  18. ^ Cohen, MH (2004). "Negotiating Integrative Medicine: A Framework for Provider–Patient Conversations". Negotiation Journal. 20 (3): 409–433. doi:10.1111/j.1571-9979.2004.00035.x.
  19. ^ a b "A cure for quacks". New Scientist. 22 August 1998.
  20. ^ a b "Cancer doc hit for $2.5M plus". New York Daily News. 31 March 1997. Archived from the original on 7 October 2008.
  21. ^ "When Medicine is Murder". Village Voice. 26 March 2002.
  22. ^ Gonzalez v. Ellenberg, 2004 NY Slip Op 51518(U) (NY 10/12/2004), 2004 NY Slip Op 51518 (NY, 2004), retrieved January 1, 2009
  23. ^ "Doctor liable in death of patient". New York Daily News. 21 April 2002.[permanent dead link]
  24. ^ a b Josefson D (September 2000). "US cancer institute funds trial of complementary therapy". West. J. Med. 173 (3): 153–4. doi:10.1136/ewjm.173.3.153. PMC 1071044. PMID 10986163.
  25. ^ "Gemcitabine Compared With Pancreatic Enzyme Therapy Plus Specialized Diet (Gonzalez Regimen) in Treating Patients Who Have Stage II, Stage III, or Stage IV Pancreatic Cancer". 13 February 2013.
  26. ^ "Cancer's Enema No. 1? Make That 2", Wired, 30 October 2002

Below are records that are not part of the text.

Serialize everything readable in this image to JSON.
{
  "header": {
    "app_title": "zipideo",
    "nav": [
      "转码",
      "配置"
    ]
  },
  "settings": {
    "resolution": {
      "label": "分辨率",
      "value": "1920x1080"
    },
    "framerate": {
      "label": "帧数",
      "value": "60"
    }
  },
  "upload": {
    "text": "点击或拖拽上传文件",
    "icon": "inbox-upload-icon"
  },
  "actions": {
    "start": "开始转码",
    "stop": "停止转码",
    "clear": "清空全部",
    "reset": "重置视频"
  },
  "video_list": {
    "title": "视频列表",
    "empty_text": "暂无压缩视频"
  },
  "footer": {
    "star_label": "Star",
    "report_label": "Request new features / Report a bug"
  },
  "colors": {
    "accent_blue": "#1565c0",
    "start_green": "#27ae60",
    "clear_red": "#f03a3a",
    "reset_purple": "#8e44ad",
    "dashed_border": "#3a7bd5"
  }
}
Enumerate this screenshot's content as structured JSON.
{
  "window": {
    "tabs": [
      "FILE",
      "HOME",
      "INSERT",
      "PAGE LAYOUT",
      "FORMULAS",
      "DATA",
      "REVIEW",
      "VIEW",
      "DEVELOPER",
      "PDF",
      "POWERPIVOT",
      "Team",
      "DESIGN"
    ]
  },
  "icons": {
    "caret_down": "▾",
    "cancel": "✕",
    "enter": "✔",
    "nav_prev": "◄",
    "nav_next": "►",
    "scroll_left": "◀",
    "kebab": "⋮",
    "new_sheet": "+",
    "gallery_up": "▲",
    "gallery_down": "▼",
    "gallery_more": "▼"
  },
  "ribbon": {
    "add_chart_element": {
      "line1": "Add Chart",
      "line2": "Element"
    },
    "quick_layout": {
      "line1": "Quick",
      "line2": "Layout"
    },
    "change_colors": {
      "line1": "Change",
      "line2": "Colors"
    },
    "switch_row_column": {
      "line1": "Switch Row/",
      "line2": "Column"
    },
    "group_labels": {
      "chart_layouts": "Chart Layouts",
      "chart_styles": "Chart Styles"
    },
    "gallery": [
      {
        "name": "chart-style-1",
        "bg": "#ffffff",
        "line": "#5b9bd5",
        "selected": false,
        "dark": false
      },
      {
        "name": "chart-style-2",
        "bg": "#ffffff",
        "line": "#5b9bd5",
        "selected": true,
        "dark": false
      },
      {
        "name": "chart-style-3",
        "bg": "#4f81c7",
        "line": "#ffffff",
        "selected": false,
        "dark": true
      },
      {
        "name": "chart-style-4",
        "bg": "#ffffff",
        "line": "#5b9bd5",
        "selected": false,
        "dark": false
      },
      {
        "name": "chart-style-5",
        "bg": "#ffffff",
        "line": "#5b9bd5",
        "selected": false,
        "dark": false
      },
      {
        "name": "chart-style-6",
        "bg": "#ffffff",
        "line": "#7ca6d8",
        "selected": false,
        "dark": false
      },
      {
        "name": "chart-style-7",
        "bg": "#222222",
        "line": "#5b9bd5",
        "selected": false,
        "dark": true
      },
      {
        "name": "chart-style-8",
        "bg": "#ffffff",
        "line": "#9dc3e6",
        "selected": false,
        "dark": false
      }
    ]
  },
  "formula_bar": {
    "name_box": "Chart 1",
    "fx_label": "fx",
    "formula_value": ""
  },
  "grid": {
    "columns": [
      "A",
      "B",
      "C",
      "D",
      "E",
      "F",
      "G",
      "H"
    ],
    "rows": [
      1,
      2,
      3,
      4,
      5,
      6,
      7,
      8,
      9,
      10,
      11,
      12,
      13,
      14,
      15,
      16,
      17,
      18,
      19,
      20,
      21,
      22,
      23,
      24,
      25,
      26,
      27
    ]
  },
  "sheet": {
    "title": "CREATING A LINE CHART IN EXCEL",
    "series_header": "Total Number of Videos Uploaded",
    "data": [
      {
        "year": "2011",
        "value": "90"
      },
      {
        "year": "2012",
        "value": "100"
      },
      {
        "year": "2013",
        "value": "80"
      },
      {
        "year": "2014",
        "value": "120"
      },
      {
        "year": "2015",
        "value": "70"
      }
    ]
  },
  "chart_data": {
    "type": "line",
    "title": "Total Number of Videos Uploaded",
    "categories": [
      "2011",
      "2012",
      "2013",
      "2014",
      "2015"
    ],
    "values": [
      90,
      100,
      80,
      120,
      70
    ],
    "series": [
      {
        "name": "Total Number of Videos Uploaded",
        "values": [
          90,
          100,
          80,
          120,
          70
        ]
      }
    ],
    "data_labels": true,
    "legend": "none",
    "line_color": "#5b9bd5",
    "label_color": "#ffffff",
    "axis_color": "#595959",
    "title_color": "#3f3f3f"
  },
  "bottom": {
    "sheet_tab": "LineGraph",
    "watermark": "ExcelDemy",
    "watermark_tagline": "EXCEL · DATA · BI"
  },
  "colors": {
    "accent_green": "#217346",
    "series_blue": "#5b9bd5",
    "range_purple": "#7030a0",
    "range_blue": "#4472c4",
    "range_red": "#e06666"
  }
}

  27. ^ Chabot JA, Tsai WY, Fine RL, et al. (April 2010). "Pancreatic proteolytic enzyme therapy compared with gemcitabine-based chemotherapy for the treatment of pancreatic cancer". J. Clin. Oncol. (Comparative study). 28 (12): 2058–63. doi:10.1200/JCO.2009.22.8429. PMC 2860407. PMID 19687327.
  28. ^ Levine MN. (April 2010). "Conventional and Complementary Therapies: A Tale of Two Research Standards?". J. Clin. Oncol. 28 (12): 1979–81. doi:10.1200/JCO.2010.28.5320. PMID 20308650.
  29. ^ Atwood K (11 September 2009). "'Gonzalez Regimen' for Cancer of the Pancreas: Even Worse than We Thought (Part I: Results)". Science-Based Medicine.
  30. ^ Dreifus, C (3 April 2001). "A Conversation with Stephen Straus; Separating remedies from snake oil". The New York Times.
  31. ^ Marcus, DM; Grollman, AP (21 July 2006). "Science and Government: Review for NCCAM Is Overdue". Science. 313 (5785): 301–302. doi:10.1126/science.1126978. PMID 16857923. S2CID 30481889.